The Nursing and Midwifery Council has today approved changes to its pre-registration education programme standards which it said would help widen participation in nursing.
The changes include doubling the number of hours nursing students can have for simulated practice learning, and greater flexibility around entry requirements to get onto a nursing and midwifery programme.
“The proposals themselves… will help widen access to nursing and midwifery programmes”
They come as a result of the UK leaving the European Union (EU), meaning the NMC is no longer bound to follow EU regulations.
During a meeting today, Sue West, senior nursing education advisor at the NMC, told council that the new changes removed “outdated and unnecessary requirements” from the education programme standards.
She said: “The proposals themselves, they will help widen access to nursing and midwifery programmes by removing unnecessary barriers to admissions and allowing education institutions to set their own selection of admission criteria.”
The decision follows a 10-week public consultation on the proposed changes which took place between 13 July and 21 September 2022.

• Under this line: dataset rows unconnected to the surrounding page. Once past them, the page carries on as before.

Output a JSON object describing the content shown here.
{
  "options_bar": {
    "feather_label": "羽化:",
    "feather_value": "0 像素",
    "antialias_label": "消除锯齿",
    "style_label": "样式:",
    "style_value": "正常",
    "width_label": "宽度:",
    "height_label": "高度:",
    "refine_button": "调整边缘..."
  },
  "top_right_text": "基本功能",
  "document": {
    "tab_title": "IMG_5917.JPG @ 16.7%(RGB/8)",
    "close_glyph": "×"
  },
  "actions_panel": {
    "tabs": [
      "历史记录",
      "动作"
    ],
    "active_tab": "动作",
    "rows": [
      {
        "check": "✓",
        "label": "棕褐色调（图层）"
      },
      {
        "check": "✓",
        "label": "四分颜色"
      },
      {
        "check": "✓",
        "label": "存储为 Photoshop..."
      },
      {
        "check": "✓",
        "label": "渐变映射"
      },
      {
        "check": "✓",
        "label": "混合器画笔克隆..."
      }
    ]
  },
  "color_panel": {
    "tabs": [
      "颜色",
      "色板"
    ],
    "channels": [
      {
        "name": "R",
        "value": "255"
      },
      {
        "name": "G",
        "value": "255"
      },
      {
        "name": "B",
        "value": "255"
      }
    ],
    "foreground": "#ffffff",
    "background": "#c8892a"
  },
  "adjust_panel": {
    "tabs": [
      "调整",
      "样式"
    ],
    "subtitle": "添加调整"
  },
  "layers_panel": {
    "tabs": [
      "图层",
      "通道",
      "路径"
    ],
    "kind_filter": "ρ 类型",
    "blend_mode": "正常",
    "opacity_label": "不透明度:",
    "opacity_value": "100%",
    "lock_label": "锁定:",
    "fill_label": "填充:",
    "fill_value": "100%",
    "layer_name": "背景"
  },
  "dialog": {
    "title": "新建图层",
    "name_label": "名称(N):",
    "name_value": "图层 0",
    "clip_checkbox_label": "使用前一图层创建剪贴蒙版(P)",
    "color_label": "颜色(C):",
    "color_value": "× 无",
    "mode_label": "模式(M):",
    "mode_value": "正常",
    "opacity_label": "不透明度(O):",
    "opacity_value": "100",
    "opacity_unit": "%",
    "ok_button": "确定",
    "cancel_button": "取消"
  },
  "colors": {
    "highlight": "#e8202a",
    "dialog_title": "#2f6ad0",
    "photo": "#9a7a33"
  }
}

The first new change will see education institutions have more flexibility to set their own robust entry requirements, which includes removing the need for at least 12 years’ general education before starting a nursing or midwifery programme.
Official council papers said that respondents to the consultation “found the concept of ‘general education’ arbitrary” and that the term could mean different things in different locations.
Removing this requirement aims to widen participation in nursing and midwifery courses and enable inclusivity for communities such as refugees and those from travelling communities.
The new standards will also allow for increased flexibility for nursing courses around the use of simulated practice learning.
Education institutions will now be able to run simulation for 600 of the 2,300 practice learning hours that students need to complete. This is double the amount that was allowed before.
During the meeting, council member Lynne Wigens said she fully supported the move to increase the hours of simulated practice, but warned that there was “an inequity around simulation practice resources” within education institutions across the UK.
Ms Wigens noted that the NMC should begin to look at the availability of simulation resources across universities and other institutions, “to scope the preparedness of areas to have further increases in simulation”.
Finally, the new changes would also see the removal of EU requirements about the settings in which nursing and midwifery practice placements must take place.
The regulator said this would allow students to complete their practice learning in the settings most relevant to them.
Council members identified that there were differences across the four devolved nations in how the changes were received.
Hugh Bayley, NMC council member, noted that countries such as Northern Ireland and Scotland appeared less likely to agree with the changes, because the “majorities in the [EU] referendum voted against the UK leaving the EU”.
The council papers stated that it would be possible for government and education commissioning bodies in each of the four countries to require universities to remain fully aligned to the EU directive standards, should they choose to do so.
Andrea Sutcliffe, NMC chief executive and registrar, said: “It’s essential that nursing and midwifery education is accessible to the broadest possible range of students and prepares them to meet people’s changing and increasingly complex needs.
“That’s why we’ve drawn on evidence and best practice to propose changes that will widen access to courses and give students the best possible education that enables them to provide excellent care to people.”
The NMC agreed during the meeting that it intended to undertake further work around nursing programme standards, particularly around the number of practice learning hours.
Although there has been support to move forward in setting a reduced minimum number of practice learning hours, it said that it had not consulted on such a significant change.
In its recent council papers, the NMC said: “We need to explore the impact of such a change… and consider ways to mitigate any risks in reducing the minimum practice learning hours.
“Executive board with support from council have agreed to an additional phase of this work to explore this option further.”
Ms Sutcliffe added: “We’ll keep students, educators, and our stakeholders updated about these changes and any further work as we move forward and explore even more flexible options.”
The regulator also announced during the meeting that changes to its English language requirements will begin to be implemented at the beginning of February 2023, and will be fully in force by the summer.